In April, 1888, the first train with goods other than construction materials arrived at the end of the new Rock Island line in Liberal, Kansas.
The depot, a crumbling relic just three years ago, was rescued and refurbished with a combination of funding from the city and state, private contributions, and a lot of hard work. With the first building completed, efforts continue to finish the eastern building, which once housed a hotel and restaurant.
For now, several city offices, including that of the director of community development and chamber of commerce, have found homes in the western building.
The newly restored depot is listed on the National Register for Historic Landmarks and is the central theme of the annual Rock Island Jubilee in June.
The Samson Bridge was erected in 1939, by the railroads to cross the Cimarron River. It was built three miles east of Arkalon as a potential railroad crossing. When the original railroad crossing at Arkalon was flooded, the Chicago, Kansas and Nebraska railway diverted the railroad track to the Samson Bridge. The Bridge helped speed the commerce of the Southwest to its destination. Called the Samson of the Cimarron, the Mighty Samson is 1,268 feet long and was considered an engineering marvel of the day.
Known as a “cultural oasis on the prairie”, the Baker Arts Center is an art education facility which promotes the arts in Southwest Kansas. A 5000 square foot three level handicap accessible building is the former home of Irene Dillon and Francis Marion Baker.
The Baker Arts Center offers a visual art exhibit that features national traveling exhibits, local one-artist shows, an annual juried art show, works from area high schools, and pieces from its own collection. Included in these exhibits have been pieces ranging from oil, acrylic and watercolor paintings, to sculptures, photography, quilt displays, handmade jewelry, woodworking, glassworks, and collages. A workshop area, a Discovery Center for kids, the Baker Memorial Room, a Library and a Sales Gallery, all make the Baker Center a delightful place to experience.
The Coronado Museum is housed in a landmark structure originally built in 1918 as the residence of the Lee Larrabee family. The building retains the warmth and style of an early Western home. Oak staircases, paneled walls and floors add an unusual charm to the treasures of the people who settled Seward County, Kansas.
In keeping with its affiliation with the Seward County Historical Society, the museum features both items that helped to settle the territory during its Wild West heyday, including an extensive weapons display and a large collection of those things that gave it a more civilized tone, including a beautifully restored ornate antique organ, quilts and home furnishings.
A Western Gallery, with photos of ranch life and frontier settlers, tells the story of the taming of the land. In 1996, the museum opened a western living exhibit, featuring artifacts and a recreation of what Seward County might have been like in its early days.

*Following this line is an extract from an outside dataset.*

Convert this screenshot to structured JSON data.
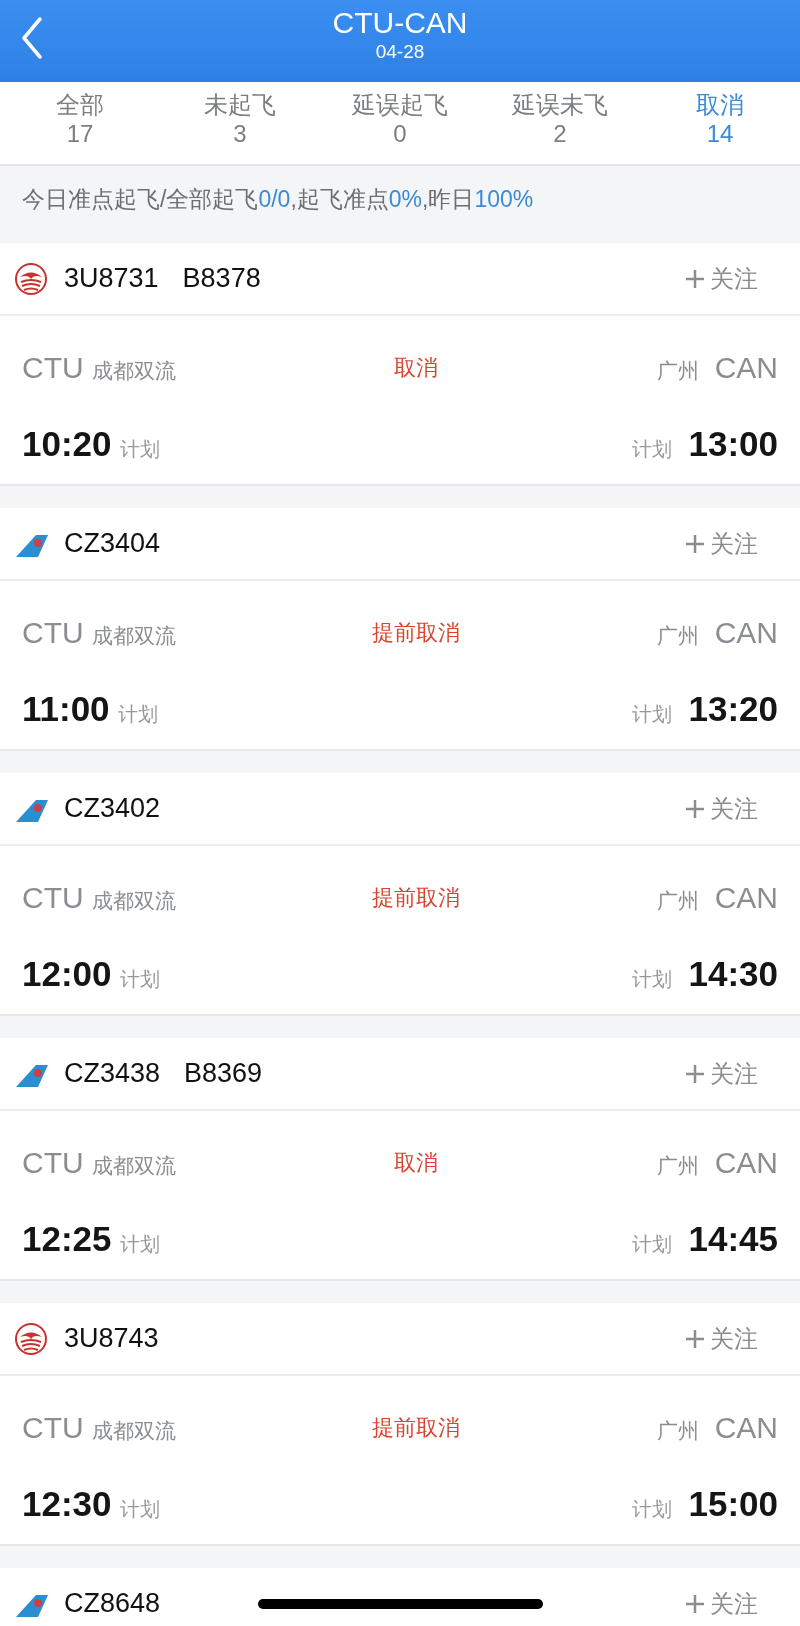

With more than 90 aircraft on display, the Mid-America Air Museum in Liberal, Kansas, is one of the largest aviation museums in the United States. Whether you are interested in general aviation, classic planes, home builts, warbirds, or modern jets, there\’s something to spark your imagination at the museum. Highlights of the collection include the Cessna Airmaster owned by Dwane Wallace, long-time president of Cessna Aircraft and a Beech Model 17 Staggerwing. Military airplanes include a World War II B-25 Mitchell bomber, a Korean War veteran F-80 Shooting Star, and an F-14A Tomcat used during Desert Storm.

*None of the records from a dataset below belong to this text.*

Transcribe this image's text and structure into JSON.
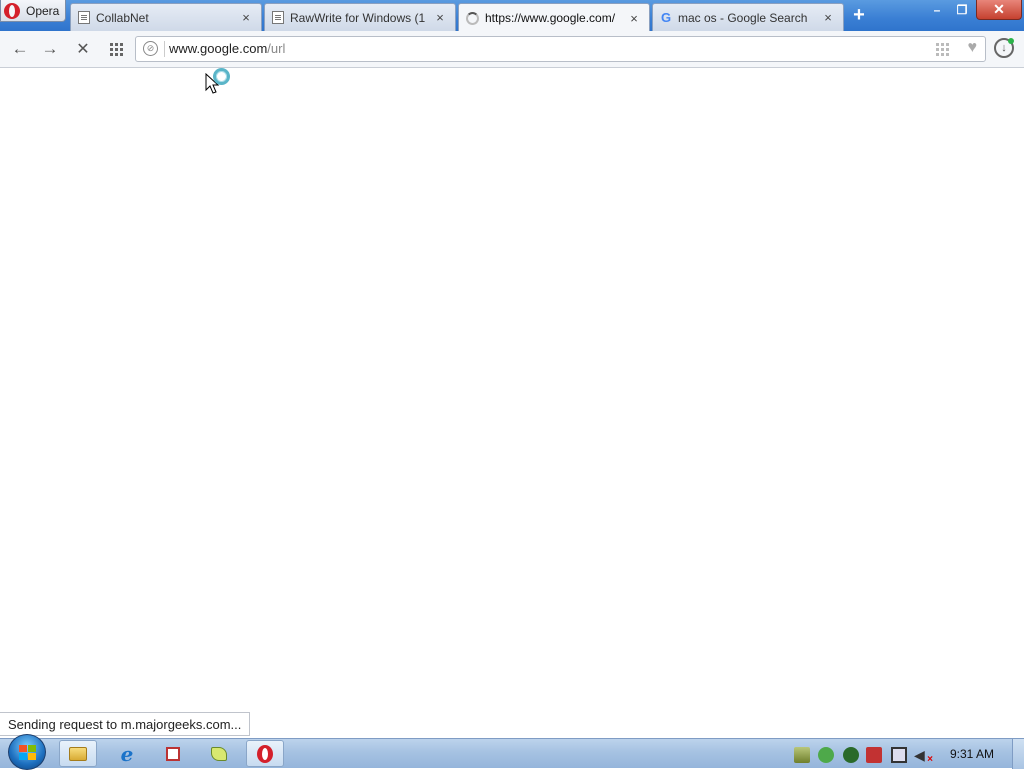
{
  "browser": {
    "menu_label": "Opera",
    "tabs": [
      {
        "label": "CollabNet",
        "icon": "page-icon",
        "active": false
      },
      {
        "label": "RawWrite for Windows (1 ",
        "icon": "page-icon",
        "active": false
      },
      {
        "label": "https://www.google.com/",
        "icon": "loading-spinner-icon",
        "active": true
      },
      {
        "label": "mac os - Google Search",
        "icon": "google-icon",
        "active": false
      }
    ],
    "close_glyph": "×",
    "new_tab_glyph": "+"
  },
  "window_controls": {
    "minimize": "–",
    "maximize": "❐",
    "close": "✕"
  },
  "toolbar": {
    "back_glyph": "←",
    "forward_glyph": "→",
    "stop_glyph": "✕",
    "address_host": "www.google.com",
    "address_path": "/url"
  },
  "status": {
    "text": "Sending request to m.majorgeeks.com..."
  },
  "taskbar": {
    "clock": "9:31 AM",
    "pinned": [
      "windows-explorer",
      "internet-explorer",
      "app",
      "app",
      "opera"
    ]
  }
}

Hands-on exhibits demonstrate how and why airplanes fly. Launch a hot air balloon. Unlock the mysteries of lift using a wind tunnel. Study the inner workings of aircraft engines. Operate the control surfaces of an airplane to see how pilots guide their flying machines through the air. All this and much more awaits you at the Mid-America Air Museum.